Beck is our lead buyer. She likes anti-capitalist dystopias, anarchism as an ethical framework, and telling you about her beloved (but dead) dog. When she was eleven years old, her grandfather (aka primary book benefactor) marched her into a mall bookstore and asked the bookseller to please give her something she couldn't finish in one day... and that's how she ended up reading The Wheel of Time. At this point in her life, she avoids reading fiction written by men at all costs.
The deadpan, misandrist thriller of my dreams. Set in Nigeria, this debut novel moves at a breakneck clip as it explores the rivalry and bond of two sisters -- Ayoola (who keeps murdering her boyfriends) and Korede (who keeps cleaning up the bodies) -- and their distinct ways of navigating a deeply patriarchal society with a shared history of abuse at the hands of men.
"Severance" by Ling Ma is a dark, deeply unnerving horror-satire with strong anti-capitalist currents. Set in present-day New York City, Candace Chen -- a millennial working for a Bible production company -- reflects on her past and present as Shen Fever devastates the city & the world beyond, turning the "fevered" into walking corpses doomed to endlessly cycle through their repetitive, menial tasks and lives until they rot. If you love Margaret Atwood's MaddAddam Trilogy and feeling ALL the stomach churning feels, this book is for YOU.
The Broken Earth trilogy is set on an alternate earth called the "Stillness," where society is structured around surviving catastrophic climate events -- earthquakes, tsunamis, volcanoes -- and a deep hatred for Orogenes, individuals with the supernatural ability to control and manipulate geo-energy. I cannot overstate how fucking magical it is to read epic fantasy, written by a Black woman, with queer and trans characters, and profoundly informed by racial injustice and climate change.

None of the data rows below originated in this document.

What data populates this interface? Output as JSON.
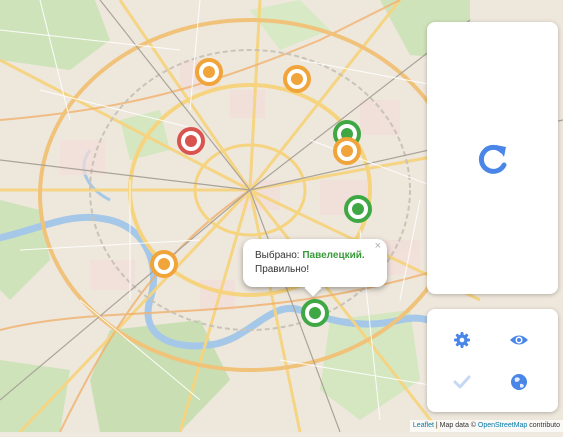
{
  "map": {
    "colors": {
      "ring": "#ccc7bc",
      "road": "#f6d47f",
      "highway": "#f0b16e",
      "park": "#c9dfb3",
      "water": "#a6c8e8"
    }
  },
  "markers": [
    {
      "id": "orange-1",
      "color": "#f0a43a"
    },
    {
      "id": "orange-2",
      "color": "#f0a43a"
    },
    {
      "id": "red-1",
      "color": "#d9534f"
    },
    {
      "id": "green-1",
      "color": "#3fa845"
    },
    {
      "id": "orange-3",
      "color": "#f0a43a"
    },
    {
      "id": "green-2",
      "color": "#3fa845"
    },
    {
      "id": "orange-4",
      "color": "#f0a43a"
    },
    {
      "id": "green-3",
      "color": "#3fa845"
    }
  ],
  "popup": {
    "selected_label": "Выбрано:",
    "station": "Павелецкий.",
    "result": "Правильно!",
    "close": "×"
  },
  "controls": {
    "refresh_icon": "refresh-icon",
    "settings_icon": "gear-icon",
    "view_icon": "eye-icon",
    "check_icon": "check-icon",
    "globe_icon": "globe-icon",
    "accent": "#4a86e8"
  },
  "attribution": {
    "leaflet": "Leaflet",
    "separator": " | Map data © ",
    "osm": "OpenStreetMap",
    "suffix": " contributo"
  }
}
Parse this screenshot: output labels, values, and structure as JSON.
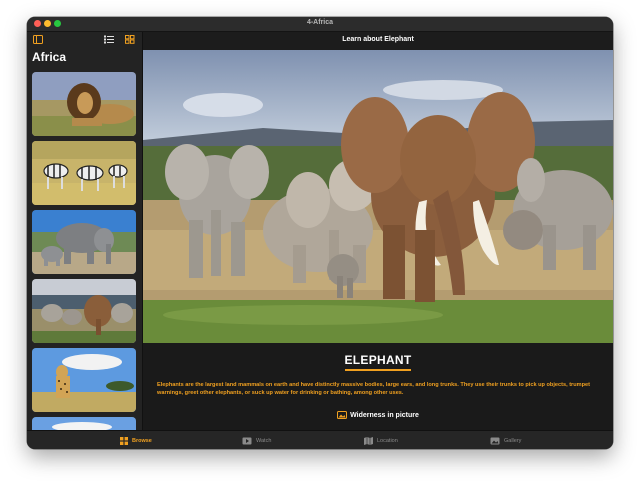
{
  "window": {
    "title": "4-Africa"
  },
  "sidebar": {
    "title": "Africa",
    "thumbnails": [
      "Lion",
      "Zebras",
      "Elephants with calf",
      "Elephant herd",
      "Cheetah",
      "Landscape"
    ]
  },
  "content": {
    "header_title": "Learn about Elephant",
    "heading": "ELEPHANT",
    "description": "Elephants are the largest land mammals on earth and have distinctly massive bodies, large ears, and long trunks. They use their trunks to pick up objects, trumpet warnings, greet other elephants, or suck up water for drinking or bathing, among other uses.",
    "link_label": "Widerness in picture"
  },
  "tabs": [
    {
      "label": "Browse",
      "icon": "grid-icon",
      "active": true
    },
    {
      "label": "Watch",
      "icon": "play-icon",
      "active": false
    },
    {
      "label": "Location",
      "icon": "map-icon",
      "active": false
    },
    {
      "label": "Gallery",
      "icon": "photo-icon",
      "active": false
    }
  ],
  "colors": {
    "accent": "#f0a020",
    "background": "#1e1e1e"
  }
}
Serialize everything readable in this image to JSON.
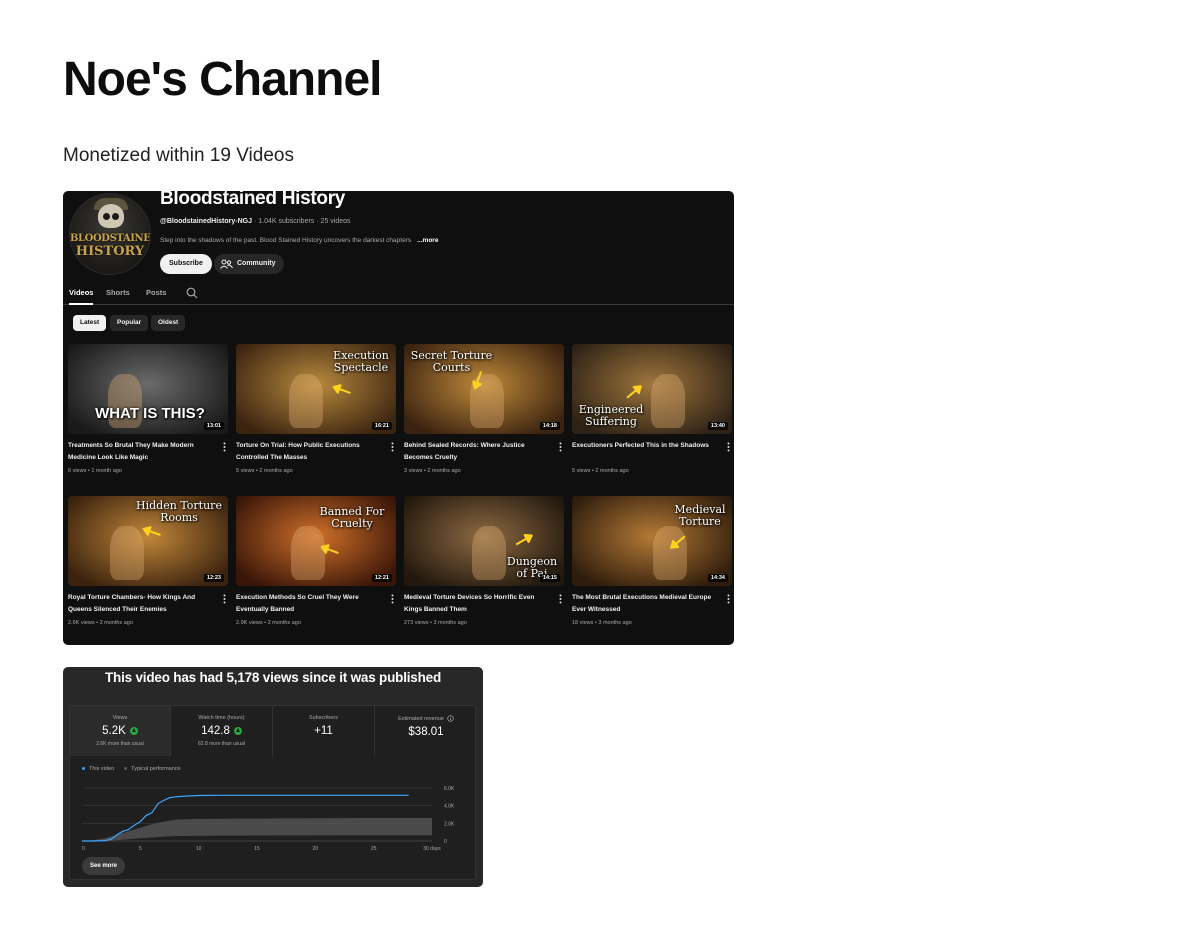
{
  "page": {
    "title": "Noe's Channel",
    "subtitle": "Monetized within 19 Videos"
  },
  "channel": {
    "avatar_text_1": "BLOODSTAINED",
    "avatar_text_2": "HISTORY",
    "name": "Bloodstained History",
    "handle": "@BloodstainedHistory-NGJ",
    "subscribers": "1.04K subscribers",
    "videos_count": "25 videos",
    "separator": "·",
    "description": "Step into the shadows of the past. Blood Stained History uncovers the darkest chapters",
    "more": "...more",
    "subscribe_label": "Subscribe",
    "community_label": "Community",
    "tabs": [
      "Videos",
      "Shorts",
      "Posts"
    ],
    "chips": [
      "Latest",
      "Popular",
      "Oldest"
    ],
    "videos": [
      {
        "overlay": "WHAT IS THIS?",
        "duration": "13:01",
        "title": "Treatments So Brutal They Make Modern Medicine Look Like Magic",
        "meta": "6 views • 1 month ago",
        "colors": [
          "#6b6b6b",
          "#1a1a1a"
        ]
      },
      {
        "overlay": "Execution Spectacle",
        "duration": "16:21",
        "title": "Torture On Trial: How Public Executions Controlled The Masses",
        "meta": "5 views • 2 months ago",
        "colors": [
          "#b98a3e",
          "#3b2410"
        ]
      },
      {
        "overlay": "Secret Torture Courts",
        "duration": "14:18",
        "title": "Behind Sealed Records: Where Justice Becomes Cruelty",
        "meta": "3 views • 2 months ago",
        "colors": [
          "#c08a3a",
          "#3a2210"
        ]
      },
      {
        "overlay": "Engineered Suffering",
        "duration": "13:40",
        "title": "Executioners Perfected This in the Shadows",
        "meta": "5 views • 2 months ago",
        "colors": [
          "#a0763c",
          "#2e2216"
        ]
      },
      {
        "overlay": "Hidden Torture Rooms",
        "duration": "12:23",
        "title": "Royal Torture Chambers- How Kings And Queens Silenced Their Enemies",
        "meta": "2.6K views • 2 months ago",
        "colors": [
          "#c2873a",
          "#3a220e"
        ]
      },
      {
        "overlay": "Banned For Cruelty",
        "duration": "12:21",
        "title": "Execution Methods So Cruel They Were Eventually Banned",
        "meta": "2.9K views • 2 months ago",
        "colors": [
          "#d0702a",
          "#3a1608"
        ]
      },
      {
        "overlay": "Dungeon of Pai",
        "duration": "14:15",
        "title": "Medieval Torture Devices So Horrific Even Kings Banned Them",
        "meta": "273 views • 3 months ago",
        "colors": [
          "#8e6a42",
          "#22180e"
        ]
      },
      {
        "overlay": "Medieval Torture",
        "duration": "14:34",
        "title": "The Most Brutal Executions Medieval Europe Ever Witnessed",
        "meta": "18 views • 3 months ago",
        "colors": [
          "#b47a36",
          "#2e1c0c"
        ]
      }
    ]
  },
  "analytics": {
    "headline": "This video has had 5,178 views since it was published",
    "metrics": [
      {
        "label": "Views",
        "value": "5.2K",
        "sub": "2.6K more than usual",
        "up": true
      },
      {
        "label": "Watch time (hours)",
        "value": "142.8",
        "sub": "62.8 more than usual",
        "up": true
      },
      {
        "label": "Subscribers",
        "value": "+11",
        "sub": "",
        "up": false
      },
      {
        "label": "Estimated revenue",
        "value": "$38.01",
        "sub": "",
        "up": false,
        "info": true
      }
    ],
    "legend": {
      "this_video": "This video",
      "typical": "Typical performance"
    },
    "see_more": "See more",
    "colors": {
      "this_video": "#3ea6ff",
      "typical": "#5a5a5a",
      "up": "#2ba640"
    }
  },
  "chart_data": {
    "type": "line",
    "x_tick_labels": [
      "0",
      "5",
      "10",
      "15",
      "20",
      "25",
      "30 days"
    ],
    "y_tick_labels": [
      "6.0K",
      "4.0K",
      "2.0K",
      "0"
    ],
    "xlim": [
      0,
      30
    ],
    "ylim": [
      0,
      6000
    ],
    "grid": true,
    "legend_position": "top-left",
    "series": [
      {
        "name": "This video",
        "x": [
          0,
          1,
          2,
          2.5,
          3,
          3.5,
          4,
          4.5,
          5,
          5.5,
          6,
          6.5,
          7,
          7.5,
          8,
          9,
          10,
          12,
          15,
          20,
          25,
          28
        ],
        "y": [
          0,
          0,
          50,
          200,
          700,
          1100,
          1300,
          1800,
          2200,
          2900,
          3200,
          4200,
          4600,
          4900,
          5000,
          5100,
          5150,
          5170,
          5175,
          5178,
          5178,
          5178
        ]
      }
    ],
    "band": {
      "name": "Typical performance",
      "x": [
        0,
        1,
        2,
        3,
        4,
        5,
        6,
        7,
        8,
        10,
        15,
        20,
        25,
        30
      ],
      "upper": [
        0,
        100,
        300,
        700,
        1100,
        1500,
        1900,
        2200,
        2400,
        2500,
        2550,
        2580,
        2600,
        2600
      ],
      "lower": [
        0,
        0,
        0,
        100,
        200,
        300,
        400,
        500,
        550,
        600,
        620,
        630,
        640,
        640
      ]
    }
  }
}
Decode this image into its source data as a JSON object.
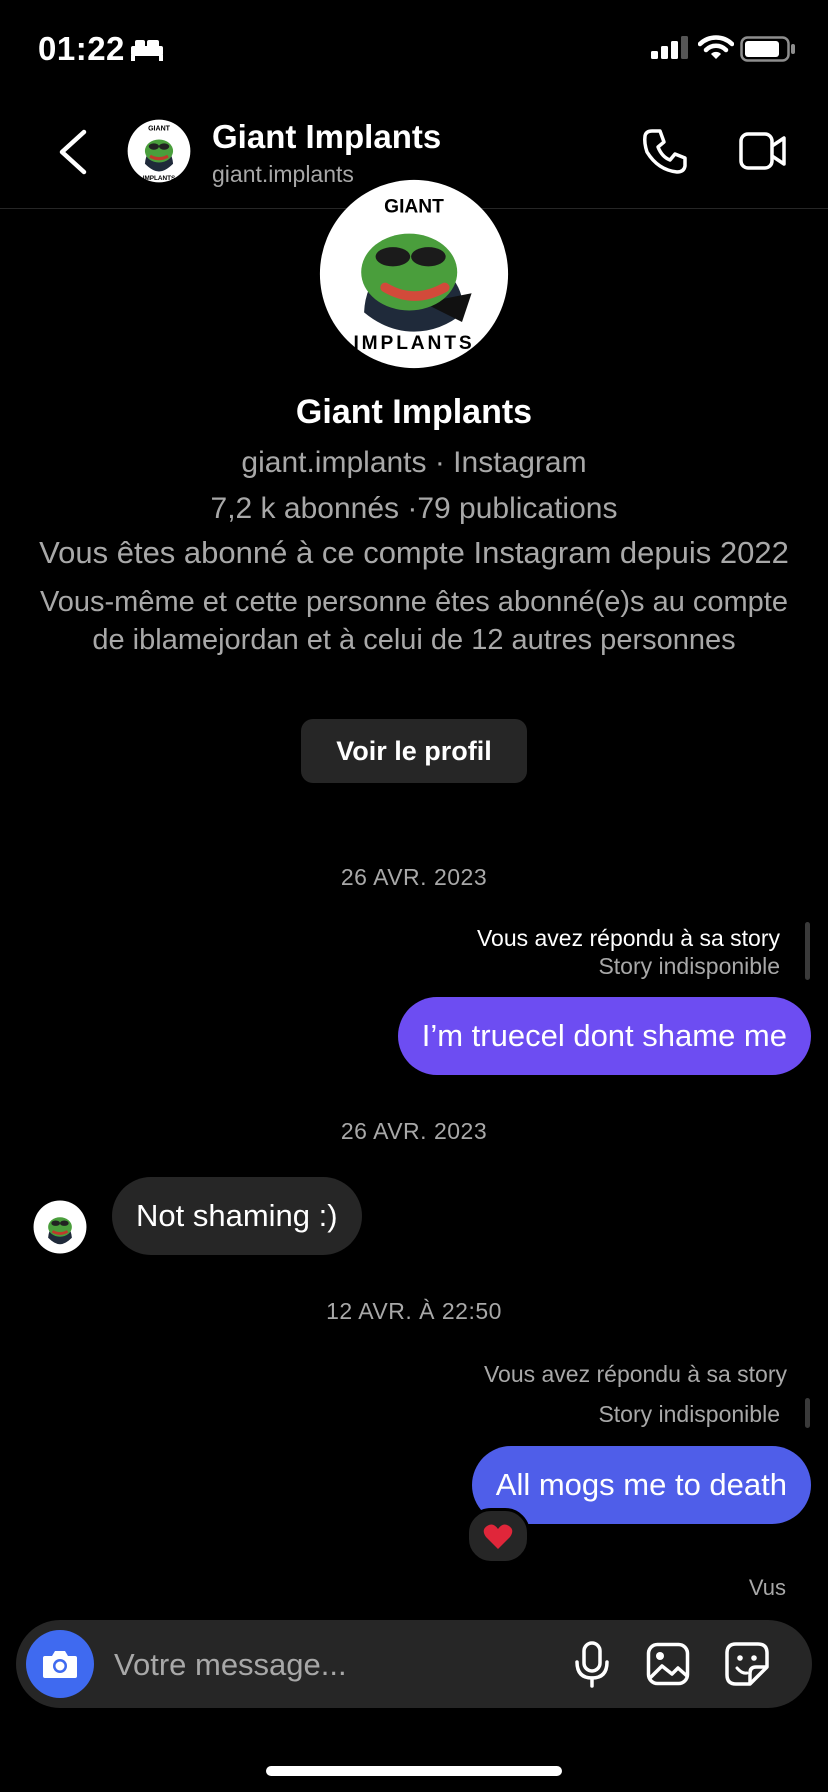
{
  "status_bar": {
    "time": "01:22"
  },
  "header": {
    "name": "Giant Implants",
    "username": "giant.implants"
  },
  "profile": {
    "name": "Giant Implants",
    "handle_line": "giant.implants · Instagram",
    "stats": "7,2 k abonnés ·79 publications",
    "follow_since": "Vous êtes abonné à ce compte Instagram depuis 2022",
    "mutual": "Vous-même et cette personne êtes abonné(e)s au compte de iblamejordan et à celui de 12 autres personnes",
    "button_label": "Voir le profil",
    "logo_text_top": "GIANT",
    "logo_text_bottom": "IMPLANTS"
  },
  "conversation": {
    "date_1": "26 AVR. 2023",
    "reply_note_1": "Vous avez répondu à sa story",
    "story_unavailable_1": "Story indisponible",
    "msg_1": "I’m truecel dont shame me",
    "date_2": "26 AVR. 2023",
    "msg_2": "Not shaming :)",
    "date_3": "12 AVR. À 22:50",
    "reply_note_2": "Vous avez répondu à sa story",
    "story_unavailable_2": "Story indisponible",
    "msg_3": "All mogs me to death",
    "reaction": "❤️",
    "seen": "Vus"
  },
  "composer": {
    "placeholder": "Votre message..."
  },
  "colors": {
    "background": "#000000",
    "sent_bubble_1": "#6d4df2",
    "sent_bubble_2": "#4f5ee9",
    "received_bubble": "#262626",
    "camera_button": "#3f6af0",
    "secondary_text": "#a8a8a8"
  },
  "icons": [
    "bed-icon",
    "signal-icon",
    "wifi-icon",
    "battery-icon",
    "back-arrow-icon",
    "phone-icon",
    "video-camera-icon",
    "camera-icon",
    "microphone-icon",
    "gallery-icon",
    "sticker-icon",
    "heart-icon"
  ]
}
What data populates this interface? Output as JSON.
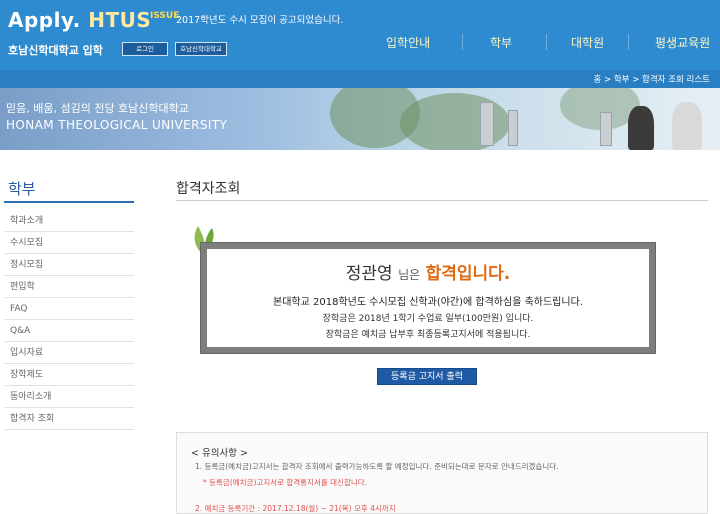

At the center of the tale is a drowned child, pulled from the river's icy waters and pronounced dead, until she miraculously awakens. It's the late 19th century, and the girl won't speak, so it's left to the full cast of fascinating characters -- from the scientifically-minded local nurse, to a couple grieving the disappearance of their own young daughter, to the River Thames itself -- to make sense of who she is and how she survived, through religion, folklore, and emerging science. You'll want to clear your schedule, curl up with a blanket and a cup of tea, and fully enjoy this quiet, thoughtful journey.
I've seen this book summed up as "Harry Potter, if written by Leo Tolstoy" and y'all, I am so here for it. The Institute is no Hogwarts. On Sacco and Vanzetti Street, the mundanities of college life mix with flashes of deep undercurrents of magic -- presented as a fascinating and miserable combination of metaphysics, mania, and delusion -- in a way that borders on psychological horror. Fans of Russian literature, dark fantasy, and people who are really into that nagging feeling that there's a bunch of symbolism going right over their head (me, I'm talking about me) will find much to sink their teeth into here.